My fears slowly manifested as we drew close to the trees. There was indeed some sort of dropoff, and, as the base of the trees came into view, clearly many tens of feet below us, I came to the edge. Of a cliff. A fifty foot high cliff. And a big dark pool right at the bottom. Crap.
Quite tired from our long trudge across the openlands, we decided to not worry about this for the moment. Rather, we focused on just taking a good long break on the shady side of the tributary, and then afterwards assess our situation. We were all pretty much out of water now, having assumed that we would have reached 25-mile wash at this point and its fresh water. Jenn was feeling nauseous and possibly experiencing a touch of heat stress. Although I could see from the map that we were only about 400 metres from 25-mile wash, our forward progress appeared to be completely blocked by the dryfall. There appeared to be a slickrock ledge off to one side that was reachable via a steep slab and Chris went to have a look, but soon came back not having found anything obvious in the way of alternate descent routes.

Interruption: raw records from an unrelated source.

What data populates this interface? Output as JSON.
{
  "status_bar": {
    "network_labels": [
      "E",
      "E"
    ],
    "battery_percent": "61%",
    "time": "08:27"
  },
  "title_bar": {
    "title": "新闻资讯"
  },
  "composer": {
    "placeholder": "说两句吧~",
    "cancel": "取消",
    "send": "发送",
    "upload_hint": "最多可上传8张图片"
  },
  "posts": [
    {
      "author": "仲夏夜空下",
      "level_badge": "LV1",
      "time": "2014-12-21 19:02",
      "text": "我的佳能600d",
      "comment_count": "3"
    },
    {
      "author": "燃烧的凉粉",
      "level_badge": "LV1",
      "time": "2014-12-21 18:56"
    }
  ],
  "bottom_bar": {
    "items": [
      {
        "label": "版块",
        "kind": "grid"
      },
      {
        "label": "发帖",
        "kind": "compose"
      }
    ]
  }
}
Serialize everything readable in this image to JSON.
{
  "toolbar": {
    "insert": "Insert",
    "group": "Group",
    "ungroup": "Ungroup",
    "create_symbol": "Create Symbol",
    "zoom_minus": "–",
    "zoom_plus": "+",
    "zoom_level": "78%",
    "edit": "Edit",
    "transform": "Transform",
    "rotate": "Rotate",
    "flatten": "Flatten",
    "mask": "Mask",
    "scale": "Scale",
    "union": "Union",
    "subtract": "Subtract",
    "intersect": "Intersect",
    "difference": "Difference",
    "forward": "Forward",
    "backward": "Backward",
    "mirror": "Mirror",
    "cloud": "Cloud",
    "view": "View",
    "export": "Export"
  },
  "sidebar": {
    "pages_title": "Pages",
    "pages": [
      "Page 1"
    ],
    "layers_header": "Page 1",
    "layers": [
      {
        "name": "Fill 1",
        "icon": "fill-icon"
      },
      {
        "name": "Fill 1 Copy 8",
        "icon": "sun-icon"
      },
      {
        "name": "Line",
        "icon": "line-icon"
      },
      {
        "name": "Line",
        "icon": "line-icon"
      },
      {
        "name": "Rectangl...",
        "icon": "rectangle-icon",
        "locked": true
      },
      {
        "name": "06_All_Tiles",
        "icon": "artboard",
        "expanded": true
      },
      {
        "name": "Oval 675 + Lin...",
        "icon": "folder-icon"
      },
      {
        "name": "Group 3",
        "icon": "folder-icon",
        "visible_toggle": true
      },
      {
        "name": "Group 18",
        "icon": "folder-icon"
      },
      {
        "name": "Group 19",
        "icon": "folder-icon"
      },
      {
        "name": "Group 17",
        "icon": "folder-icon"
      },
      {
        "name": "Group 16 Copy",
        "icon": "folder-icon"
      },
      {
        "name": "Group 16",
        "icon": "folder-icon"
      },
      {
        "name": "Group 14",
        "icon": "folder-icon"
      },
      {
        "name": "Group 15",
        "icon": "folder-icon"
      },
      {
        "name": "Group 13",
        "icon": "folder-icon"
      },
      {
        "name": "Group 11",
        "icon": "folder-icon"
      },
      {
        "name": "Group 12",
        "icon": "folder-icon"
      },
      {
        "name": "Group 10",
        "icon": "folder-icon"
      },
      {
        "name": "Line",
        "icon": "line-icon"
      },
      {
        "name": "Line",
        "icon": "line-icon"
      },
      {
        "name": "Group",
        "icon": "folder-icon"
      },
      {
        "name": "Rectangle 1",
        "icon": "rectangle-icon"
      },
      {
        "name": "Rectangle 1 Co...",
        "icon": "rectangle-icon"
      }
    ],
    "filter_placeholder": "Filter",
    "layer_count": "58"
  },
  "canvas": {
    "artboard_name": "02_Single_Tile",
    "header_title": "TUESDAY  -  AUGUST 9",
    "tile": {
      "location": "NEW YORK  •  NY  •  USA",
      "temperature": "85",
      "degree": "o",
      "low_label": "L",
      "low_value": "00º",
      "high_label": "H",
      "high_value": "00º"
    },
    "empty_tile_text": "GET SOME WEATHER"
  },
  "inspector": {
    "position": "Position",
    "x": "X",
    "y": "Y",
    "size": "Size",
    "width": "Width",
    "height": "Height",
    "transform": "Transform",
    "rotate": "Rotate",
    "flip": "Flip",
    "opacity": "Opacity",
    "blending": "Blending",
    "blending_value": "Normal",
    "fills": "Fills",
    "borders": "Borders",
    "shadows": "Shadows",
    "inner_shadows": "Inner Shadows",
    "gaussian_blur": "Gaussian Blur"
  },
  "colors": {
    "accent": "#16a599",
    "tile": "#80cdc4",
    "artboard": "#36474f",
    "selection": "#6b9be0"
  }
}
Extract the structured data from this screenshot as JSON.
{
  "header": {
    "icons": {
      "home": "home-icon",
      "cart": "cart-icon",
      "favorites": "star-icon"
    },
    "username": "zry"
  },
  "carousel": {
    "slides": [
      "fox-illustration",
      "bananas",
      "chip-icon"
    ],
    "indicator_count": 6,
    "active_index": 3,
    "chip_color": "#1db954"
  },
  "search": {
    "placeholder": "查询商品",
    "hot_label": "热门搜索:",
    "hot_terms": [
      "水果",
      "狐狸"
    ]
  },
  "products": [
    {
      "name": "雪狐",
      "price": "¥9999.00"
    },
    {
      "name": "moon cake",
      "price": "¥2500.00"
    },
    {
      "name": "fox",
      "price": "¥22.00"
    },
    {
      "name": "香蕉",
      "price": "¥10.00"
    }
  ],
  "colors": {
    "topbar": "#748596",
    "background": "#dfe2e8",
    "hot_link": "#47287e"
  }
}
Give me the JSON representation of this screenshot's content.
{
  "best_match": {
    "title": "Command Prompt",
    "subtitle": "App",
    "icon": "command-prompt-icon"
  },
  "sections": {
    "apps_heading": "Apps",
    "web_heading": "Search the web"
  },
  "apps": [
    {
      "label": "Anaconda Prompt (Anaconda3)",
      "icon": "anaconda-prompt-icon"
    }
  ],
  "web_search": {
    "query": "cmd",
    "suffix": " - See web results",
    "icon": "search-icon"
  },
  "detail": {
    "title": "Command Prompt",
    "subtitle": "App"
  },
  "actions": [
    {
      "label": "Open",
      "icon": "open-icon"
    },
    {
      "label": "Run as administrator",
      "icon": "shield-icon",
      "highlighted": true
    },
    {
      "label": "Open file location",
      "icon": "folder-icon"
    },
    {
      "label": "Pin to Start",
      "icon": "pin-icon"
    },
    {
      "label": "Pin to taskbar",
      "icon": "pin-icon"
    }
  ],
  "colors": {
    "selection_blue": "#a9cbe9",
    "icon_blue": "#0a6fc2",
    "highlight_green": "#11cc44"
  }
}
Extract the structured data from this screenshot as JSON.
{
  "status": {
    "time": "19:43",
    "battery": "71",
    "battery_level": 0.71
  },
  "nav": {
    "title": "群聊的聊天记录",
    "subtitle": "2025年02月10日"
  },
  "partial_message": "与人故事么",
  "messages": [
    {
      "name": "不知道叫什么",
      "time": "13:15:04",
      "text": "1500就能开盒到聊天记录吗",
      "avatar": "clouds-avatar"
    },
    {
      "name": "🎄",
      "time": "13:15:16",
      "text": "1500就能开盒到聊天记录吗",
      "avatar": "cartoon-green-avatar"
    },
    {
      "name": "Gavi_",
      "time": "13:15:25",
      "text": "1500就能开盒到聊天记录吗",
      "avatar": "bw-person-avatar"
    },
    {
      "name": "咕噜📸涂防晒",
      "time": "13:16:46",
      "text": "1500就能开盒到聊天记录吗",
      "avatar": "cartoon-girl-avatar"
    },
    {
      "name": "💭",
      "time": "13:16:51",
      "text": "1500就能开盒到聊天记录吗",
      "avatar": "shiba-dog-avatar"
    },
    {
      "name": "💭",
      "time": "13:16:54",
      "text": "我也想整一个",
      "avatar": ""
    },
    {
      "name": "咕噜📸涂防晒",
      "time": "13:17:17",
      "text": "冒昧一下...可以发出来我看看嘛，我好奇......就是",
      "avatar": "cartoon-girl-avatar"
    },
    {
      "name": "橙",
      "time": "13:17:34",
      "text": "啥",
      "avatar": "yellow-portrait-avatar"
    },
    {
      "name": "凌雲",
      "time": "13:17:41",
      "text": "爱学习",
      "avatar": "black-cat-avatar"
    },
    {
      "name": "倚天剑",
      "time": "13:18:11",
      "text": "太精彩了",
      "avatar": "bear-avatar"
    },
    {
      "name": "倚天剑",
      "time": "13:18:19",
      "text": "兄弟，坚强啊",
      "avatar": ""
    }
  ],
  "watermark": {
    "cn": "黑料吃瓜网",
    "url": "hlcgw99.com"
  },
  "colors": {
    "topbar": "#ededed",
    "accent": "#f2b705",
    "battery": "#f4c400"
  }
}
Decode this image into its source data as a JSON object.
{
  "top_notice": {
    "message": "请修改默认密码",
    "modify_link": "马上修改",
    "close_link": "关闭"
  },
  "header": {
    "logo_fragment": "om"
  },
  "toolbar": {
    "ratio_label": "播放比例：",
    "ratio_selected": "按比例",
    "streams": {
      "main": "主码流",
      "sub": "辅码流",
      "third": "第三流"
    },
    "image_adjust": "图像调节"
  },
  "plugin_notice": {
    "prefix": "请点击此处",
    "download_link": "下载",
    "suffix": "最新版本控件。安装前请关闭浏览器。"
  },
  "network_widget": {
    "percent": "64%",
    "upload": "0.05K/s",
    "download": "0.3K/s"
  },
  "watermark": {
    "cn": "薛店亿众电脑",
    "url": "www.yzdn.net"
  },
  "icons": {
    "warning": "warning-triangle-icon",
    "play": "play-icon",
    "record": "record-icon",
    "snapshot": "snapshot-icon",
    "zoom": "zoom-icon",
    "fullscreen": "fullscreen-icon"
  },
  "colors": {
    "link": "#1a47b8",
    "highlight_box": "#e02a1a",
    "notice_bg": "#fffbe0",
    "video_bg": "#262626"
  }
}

The big dryfall
This meant we had to contemplate a retreat. But to where? The closest definitive water source would involve going back uphill towards the Egypt trailhead and then cutting over to Fence Canyon and the Escalante. Probably a long and hot and arduous 5 kilometres. Anything else, like trying to find an alternate tributary with no dryfall, risked another rim-rock. By then our lack of water would get us into real trouble.
Water, really, was the immediate concern. If we had water we could even resort to camping right here on the slickrock above the dryfall and pool. In fact, separated from the facts of our troubles, it was quite a nice spot. It then soon came to me, then, that maybe that idea wasn't so far-fetched. We had a rope, which was more than long enough to reach that pool down below the cliff. and we had my settling bag, which we use all the time to scoop water out of creeks. So why not combine the two and rig up a water haul?
The idea worked perfectly. After tying the rope securely to the settling bag, putting a rock or two in it, a quick toss and it sailed down into the black pool. Soon Chris was hauling up a bulging ten-litre sack of water, which Gino and the others got to filtering.
Escaping the Dryfall
With the solving of our immediate need, our worry dissipated and our capacity for thinking about next steps returned. I was not completely satisfied with Chris' scouting of an alternate descent route, and decided to do a little reconnaissance as the others filtered and re-filled our water stores.
Heading to a way in
A rounded shoulder led around to a wide ledge above the western edge of another side-tributary of 25 mile wash. It went on for quite a ways before I could see it start to peter out into some very steep, impassable slabs. Looking carefully at the slopes down into the bottom of the tributary as I walked, it did seem as if there was a line of terrain up ahead that was less steep, all the way down into the branches of the trees in the canyon bottom. A closer look, and yes... this could definitely work!
I ran back to the others and informed them of my discovery, and after a short discussion, it was agreed that instead of camping here, making a final push to get more distance under our belts would better serve our interest of being in a good position for the next leg of our backpack the next day. So, up came the packs and soon we were ready to move.
The bypass descent into the tributary bottom worked perfectly. It was an easily belayable slip-slide into the bushy canyon bottom. A small stream of water was present even in this side tributary, so we thrashed around in the bushes, exchanging hiking shoes for water shoes.
Now feeling refreshed by the shadiness and the cool water, we began following the watercourse down-canyon. At first, things were good. We followed the little finger of water as it wound down-canyon. By my GPS, I could see we were only about 350 metres (yards) from the actual intersection with 25-mile wash. Just a few minutes, and we'd be there, relaxing and camping and all of that kinda good stuff.